It was founded in the seventh century by a warrior monk named Fionn Cú, or Fanahan
(White Hound). Apparently, Fanahan was born at Rathealy, near Fermoy, and was the
son of an Ulster petty chieftain exiled in Munster. As was common in Early Christian
times, Fanahan entered religious life at a very early age. He joined the monks at
the monastery of Bangor, County Down, where he was attributed with a quick temper
and astonishing spiritual powers.
A quarrel with his brethren led to Fanahan’s expulsion from Bangor. He and a few
of his followers made their way to the King of Munster’s residence at Cashel, where
he told King Cathal MacAedha that he wished to have land to build a monastery in

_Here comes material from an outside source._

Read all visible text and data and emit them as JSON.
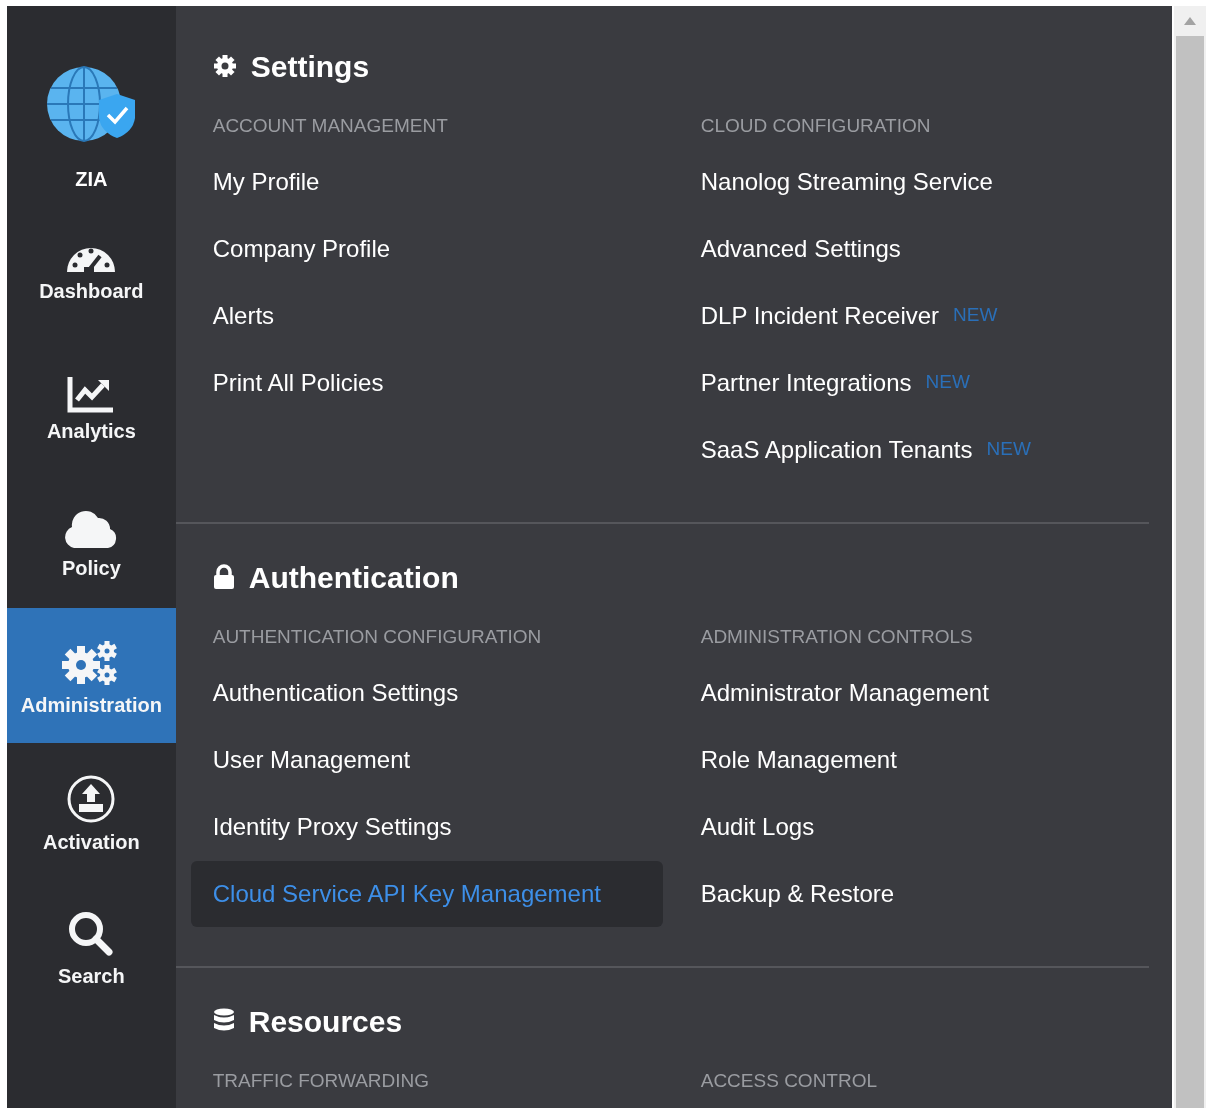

Munster. The monarch duly obliged the holy man with a grant of Fan Muilt (The Wether’s
Slope), which was at that time a great dairy farm owned by the King’s wife, and roughly
equivalent to the 19th century civil parish of Brigown. We are told that it was here
Fanahan ‘proclaimed and gave evidence of Our Saviour and was a flame against guilty